- Exercise description -
Set every line of the data down again exactly, and keep the pictures out.

--- Record extracts ---

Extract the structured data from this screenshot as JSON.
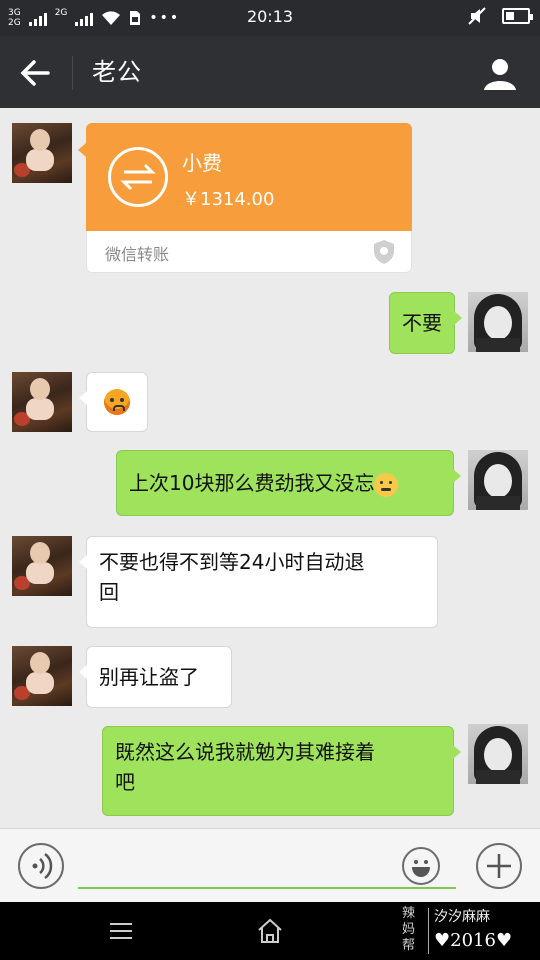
{
  "status_bar": {
    "net1": "3G",
    "net2": "2G",
    "net3": "2G",
    "time": "20:13"
  },
  "header": {
    "title": "老公"
  },
  "messages": {
    "transfer": {
      "title": "小费",
      "amount": "￥1314.00",
      "label": "微信转账"
    },
    "m1": "不要",
    "m3": "上次10块那么费劲我又没忘",
    "m4_line1": "不要也得不到等24小时自动退",
    "m4_line2": "回",
    "m5": "别再让盗了",
    "m6_line1": "既然这么说我就勉为其难接着",
    "m6_line2": "吧"
  },
  "input": {
    "value": "",
    "placeholder": ""
  },
  "watermark": {
    "brand": "辣妈帮",
    "name": "汐汐麻麻",
    "year": "♥2016♥"
  },
  "colors": {
    "header_bg": "#2f3033",
    "chat_bg": "#ebebeb",
    "outgoing_bubble": "#9fe35c",
    "incoming_bubble": "#ffffff",
    "transfer_card": "#f89d3c",
    "input_underline": "#7cc853"
  },
  "icons": {
    "back": "arrow-left-icon",
    "profile": "person-icon",
    "transfer": "exchange-icon",
    "shield": "shield-icon",
    "voice": "voice-icon",
    "emoji": "smiley-icon",
    "plus": "plus-icon",
    "menu": "menu-icon",
    "home": "home-icon"
  }
}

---

- Exercise solution -
Extract the structured data from this screenshot as JSON.
{
  "status_bar": {
    "net1": "3G",
    "net2": "2G",
    "net3": "2G",
    "time": "20:13"
  },
  "header": {
    "title": "老公"
  },
  "messages": {
    "transfer": {
      "title": "小费",
      "amount": "￥1314.00",
      "label": "微信转账"
    },
    "m1": "不要",
    "m3": "上次10块那么费劲我又没忘",
    "m4_line1": "不要也得不到等24小时自动退",
    "m4_line2": "回",
    "m5": "别再让盗了",
    "m6_line1": "既然这么说我就勉为其难接着",
    "m6_line2": "吧"
  },
  "input": {
    "value": "",
    "placeholder": ""
  },
  "watermark": {
    "brand": "辣妈帮",
    "name": "汐汐麻麻",
    "year": "♥2016♥"
  },
  "colors": {
    "header_bg": "#2f3033",
    "chat_bg": "#ebebeb",
    "outgoing_bubble": "#9fe35c",
    "incoming_bubble": "#ffffff",
    "transfer_card": "#f89d3c",
    "input_underline": "#7cc853"
  },
  "icons": {
    "back": "arrow-left-icon",
    "profile": "person-icon",
    "transfer": "exchange-icon",
    "shield": "shield-icon",
    "voice": "voice-icon",
    "emoji": "smiley-icon",
    "plus": "plus-icon",
    "menu": "menu-icon",
    "home": "home-icon"
  }
}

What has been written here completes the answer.